_Entries supplied_
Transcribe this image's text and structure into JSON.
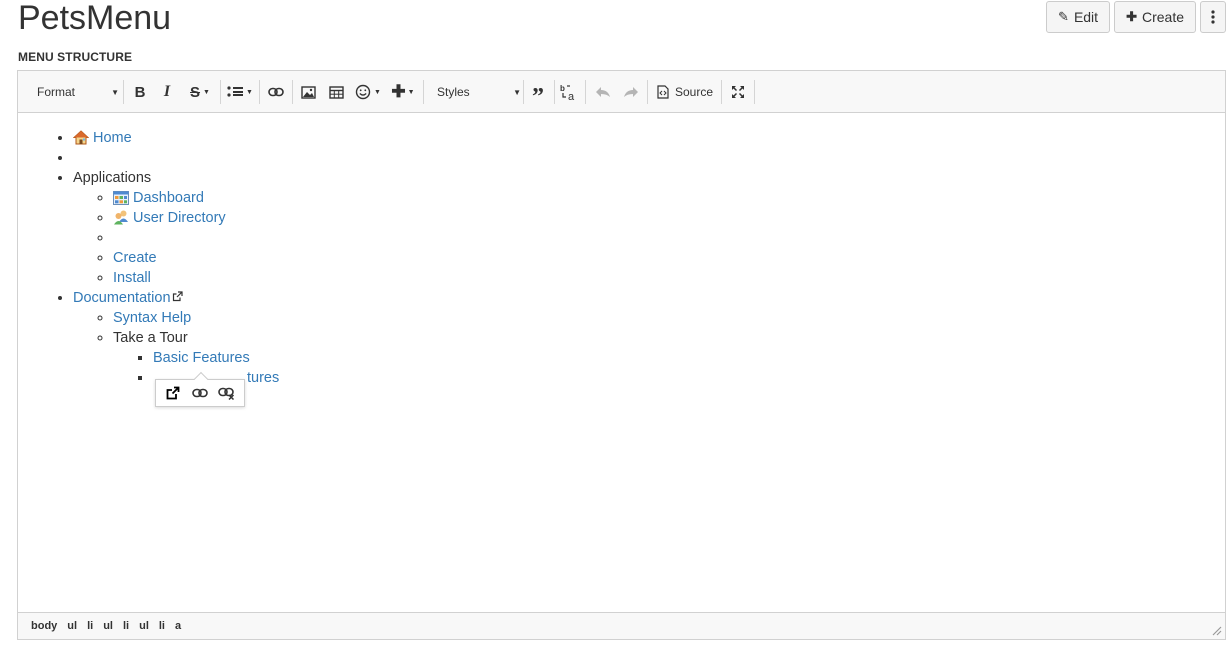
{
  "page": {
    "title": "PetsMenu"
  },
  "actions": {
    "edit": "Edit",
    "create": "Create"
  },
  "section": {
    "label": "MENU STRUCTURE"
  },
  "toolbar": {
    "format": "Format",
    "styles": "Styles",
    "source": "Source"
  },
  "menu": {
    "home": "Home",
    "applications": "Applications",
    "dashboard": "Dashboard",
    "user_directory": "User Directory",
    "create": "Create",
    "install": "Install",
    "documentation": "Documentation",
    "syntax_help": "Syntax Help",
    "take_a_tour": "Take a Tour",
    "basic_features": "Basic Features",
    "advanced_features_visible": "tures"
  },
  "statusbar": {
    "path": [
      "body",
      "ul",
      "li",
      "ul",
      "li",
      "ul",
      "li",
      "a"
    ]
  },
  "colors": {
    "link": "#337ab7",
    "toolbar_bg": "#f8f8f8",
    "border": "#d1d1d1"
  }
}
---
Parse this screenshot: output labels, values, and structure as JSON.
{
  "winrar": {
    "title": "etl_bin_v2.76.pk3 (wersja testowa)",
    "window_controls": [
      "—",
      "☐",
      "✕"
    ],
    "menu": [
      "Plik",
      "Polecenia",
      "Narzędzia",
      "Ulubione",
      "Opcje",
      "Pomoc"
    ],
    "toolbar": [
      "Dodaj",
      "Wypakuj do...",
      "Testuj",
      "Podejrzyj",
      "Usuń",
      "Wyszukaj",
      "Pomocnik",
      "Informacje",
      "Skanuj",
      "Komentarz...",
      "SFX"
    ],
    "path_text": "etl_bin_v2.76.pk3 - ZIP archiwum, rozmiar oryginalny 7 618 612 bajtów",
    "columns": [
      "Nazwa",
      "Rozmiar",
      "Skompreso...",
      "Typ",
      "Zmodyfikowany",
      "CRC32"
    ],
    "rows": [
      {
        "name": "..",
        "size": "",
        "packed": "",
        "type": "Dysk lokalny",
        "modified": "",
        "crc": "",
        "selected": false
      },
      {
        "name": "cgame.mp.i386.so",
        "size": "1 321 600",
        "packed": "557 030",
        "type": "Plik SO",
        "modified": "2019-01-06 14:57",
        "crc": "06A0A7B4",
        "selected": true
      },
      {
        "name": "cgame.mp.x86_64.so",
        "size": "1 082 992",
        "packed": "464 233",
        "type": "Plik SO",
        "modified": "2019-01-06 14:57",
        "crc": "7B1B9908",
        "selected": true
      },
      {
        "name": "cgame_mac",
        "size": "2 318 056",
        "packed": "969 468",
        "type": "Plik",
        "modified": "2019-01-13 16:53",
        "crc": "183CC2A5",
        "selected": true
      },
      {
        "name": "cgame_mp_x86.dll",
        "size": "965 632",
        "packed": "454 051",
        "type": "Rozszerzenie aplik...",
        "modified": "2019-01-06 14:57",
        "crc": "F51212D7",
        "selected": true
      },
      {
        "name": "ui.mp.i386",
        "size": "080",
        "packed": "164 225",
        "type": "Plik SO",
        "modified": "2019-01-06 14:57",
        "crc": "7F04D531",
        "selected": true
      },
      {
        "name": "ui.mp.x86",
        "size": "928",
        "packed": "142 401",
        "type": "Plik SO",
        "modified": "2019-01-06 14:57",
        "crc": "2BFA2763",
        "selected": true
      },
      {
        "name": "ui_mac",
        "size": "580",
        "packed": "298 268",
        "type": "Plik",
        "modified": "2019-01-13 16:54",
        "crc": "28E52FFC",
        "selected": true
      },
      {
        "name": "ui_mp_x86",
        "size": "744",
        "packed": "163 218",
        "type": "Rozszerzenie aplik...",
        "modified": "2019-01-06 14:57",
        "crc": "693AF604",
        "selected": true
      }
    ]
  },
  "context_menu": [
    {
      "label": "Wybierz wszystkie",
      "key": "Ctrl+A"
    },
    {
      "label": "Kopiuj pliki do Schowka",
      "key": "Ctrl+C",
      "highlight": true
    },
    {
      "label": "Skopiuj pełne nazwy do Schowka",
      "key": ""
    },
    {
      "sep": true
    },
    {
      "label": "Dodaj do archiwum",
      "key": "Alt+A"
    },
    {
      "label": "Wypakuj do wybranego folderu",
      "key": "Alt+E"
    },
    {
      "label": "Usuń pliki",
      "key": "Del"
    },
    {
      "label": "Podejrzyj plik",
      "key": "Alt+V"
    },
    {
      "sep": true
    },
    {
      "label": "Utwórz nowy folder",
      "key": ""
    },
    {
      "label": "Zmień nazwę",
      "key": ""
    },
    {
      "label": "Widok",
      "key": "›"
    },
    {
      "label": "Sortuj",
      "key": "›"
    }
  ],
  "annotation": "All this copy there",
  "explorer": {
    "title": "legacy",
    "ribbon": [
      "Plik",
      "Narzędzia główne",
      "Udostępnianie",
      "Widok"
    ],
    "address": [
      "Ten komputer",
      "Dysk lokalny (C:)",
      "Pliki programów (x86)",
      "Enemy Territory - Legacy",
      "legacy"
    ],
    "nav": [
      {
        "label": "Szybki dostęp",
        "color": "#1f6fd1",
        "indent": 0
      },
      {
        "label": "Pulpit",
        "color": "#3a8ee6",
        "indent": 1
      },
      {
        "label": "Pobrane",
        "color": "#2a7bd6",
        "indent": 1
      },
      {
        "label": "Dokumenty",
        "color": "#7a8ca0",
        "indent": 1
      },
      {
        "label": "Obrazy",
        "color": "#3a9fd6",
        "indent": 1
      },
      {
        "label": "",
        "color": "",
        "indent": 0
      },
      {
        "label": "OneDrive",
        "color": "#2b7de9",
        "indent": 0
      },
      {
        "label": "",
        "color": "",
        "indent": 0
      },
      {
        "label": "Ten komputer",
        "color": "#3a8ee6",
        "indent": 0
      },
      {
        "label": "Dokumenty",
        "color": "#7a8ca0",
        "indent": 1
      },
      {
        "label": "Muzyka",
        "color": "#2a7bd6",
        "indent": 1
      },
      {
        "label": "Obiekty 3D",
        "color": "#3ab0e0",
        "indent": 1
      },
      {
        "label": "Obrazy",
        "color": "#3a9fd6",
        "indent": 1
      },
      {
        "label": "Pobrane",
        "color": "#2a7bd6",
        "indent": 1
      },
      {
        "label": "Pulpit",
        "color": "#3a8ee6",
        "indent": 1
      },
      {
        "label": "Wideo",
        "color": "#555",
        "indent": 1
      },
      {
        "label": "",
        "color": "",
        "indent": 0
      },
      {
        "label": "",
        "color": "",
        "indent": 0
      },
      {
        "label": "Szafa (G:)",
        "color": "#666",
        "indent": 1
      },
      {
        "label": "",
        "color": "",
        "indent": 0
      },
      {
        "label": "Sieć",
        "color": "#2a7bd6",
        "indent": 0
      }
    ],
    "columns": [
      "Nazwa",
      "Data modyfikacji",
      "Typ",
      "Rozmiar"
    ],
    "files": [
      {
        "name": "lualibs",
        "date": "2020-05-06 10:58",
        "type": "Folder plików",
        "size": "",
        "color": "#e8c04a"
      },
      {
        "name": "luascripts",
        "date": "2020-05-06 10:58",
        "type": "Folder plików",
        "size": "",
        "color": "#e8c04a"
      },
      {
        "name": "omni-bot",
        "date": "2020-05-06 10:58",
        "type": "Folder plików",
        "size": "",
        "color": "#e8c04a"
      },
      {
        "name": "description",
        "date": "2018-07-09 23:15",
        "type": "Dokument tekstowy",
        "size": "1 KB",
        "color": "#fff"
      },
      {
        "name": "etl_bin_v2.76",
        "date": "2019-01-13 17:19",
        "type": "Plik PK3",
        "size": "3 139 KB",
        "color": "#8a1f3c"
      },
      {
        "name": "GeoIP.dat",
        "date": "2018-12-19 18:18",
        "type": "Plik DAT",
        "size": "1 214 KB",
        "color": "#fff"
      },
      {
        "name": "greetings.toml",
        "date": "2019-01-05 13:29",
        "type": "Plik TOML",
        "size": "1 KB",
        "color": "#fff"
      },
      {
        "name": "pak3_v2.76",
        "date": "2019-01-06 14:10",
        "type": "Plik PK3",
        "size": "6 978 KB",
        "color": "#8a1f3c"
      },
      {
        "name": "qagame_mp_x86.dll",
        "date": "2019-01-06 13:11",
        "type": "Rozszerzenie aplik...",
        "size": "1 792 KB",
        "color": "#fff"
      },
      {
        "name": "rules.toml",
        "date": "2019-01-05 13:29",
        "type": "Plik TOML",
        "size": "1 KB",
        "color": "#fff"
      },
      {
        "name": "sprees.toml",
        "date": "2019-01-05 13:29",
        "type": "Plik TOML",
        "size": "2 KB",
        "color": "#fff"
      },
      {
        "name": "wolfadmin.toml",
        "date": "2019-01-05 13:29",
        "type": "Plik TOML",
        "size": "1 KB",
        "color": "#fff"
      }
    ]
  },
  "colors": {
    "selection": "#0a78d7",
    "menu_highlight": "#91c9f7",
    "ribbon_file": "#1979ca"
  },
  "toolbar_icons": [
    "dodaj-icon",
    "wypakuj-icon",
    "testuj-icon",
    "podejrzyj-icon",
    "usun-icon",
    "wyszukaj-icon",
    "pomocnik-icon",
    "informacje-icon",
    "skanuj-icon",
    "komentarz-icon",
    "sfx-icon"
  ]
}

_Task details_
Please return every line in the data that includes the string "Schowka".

_Your response_
      "label": "Kopiuj pliki do Schowka",
      "label": "Skopiuj pełne nazwy do Schowka",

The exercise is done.